◆ Exercise objective
Please write out the listing exactly, leaving each picture out.

--

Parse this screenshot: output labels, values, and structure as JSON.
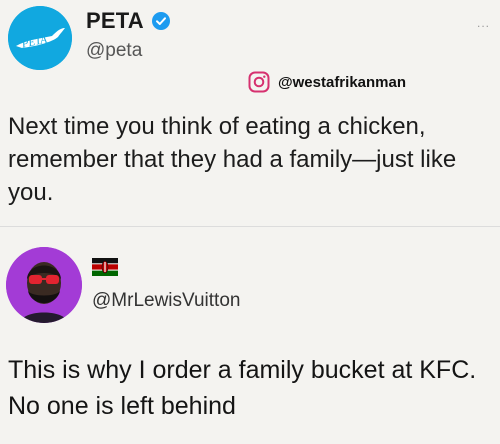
{
  "peta_tweet": {
    "avatar_logo": "PETA",
    "name": "PETA",
    "handle": "@peta",
    "verified_icon": "verified-badge-icon",
    "more_icon": "more-dots-icon",
    "more_dots": "...",
    "watermark": {
      "icon": "instagram-icon",
      "text": "@westafrikanman"
    },
    "text": "Next time you think of eating a chicken, remember that they had a family—just like you."
  },
  "reply": {
    "flag_icon": "kenya-flag-icon",
    "handle": "@MrLewisVuitton",
    "text": "This is why I order a family bucket at KFC. No one is left behind"
  },
  "colors": {
    "peta_blue": "#11a8e0",
    "verified_blue": "#1d9bf0",
    "avatar_purple": "#a33bd6",
    "background": "#f4f3f0"
  }
}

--

◆ Answer area
Parse this screenshot: output labels, values, and structure as JSON.
{
  "peta_tweet": {
    "avatar_logo": "PETA",
    "name": "PETA",
    "handle": "@peta",
    "verified_icon": "verified-badge-icon",
    "more_icon": "more-dots-icon",
    "more_dots": "...",
    "watermark": {
      "icon": "instagram-icon",
      "text": "@westafrikanman"
    },
    "text": "Next time you think of eating a chicken, remember that they had a family—just like you."
  },
  "reply": {
    "flag_icon": "kenya-flag-icon",
    "handle": "@MrLewisVuitton",
    "text": "This is why I order a family bucket at KFC. No one is left behind"
  },
  "colors": {
    "peta_blue": "#11a8e0",
    "verified_blue": "#1d9bf0",
    "avatar_purple": "#a33bd6",
    "background": "#f4f3f0"
  }
}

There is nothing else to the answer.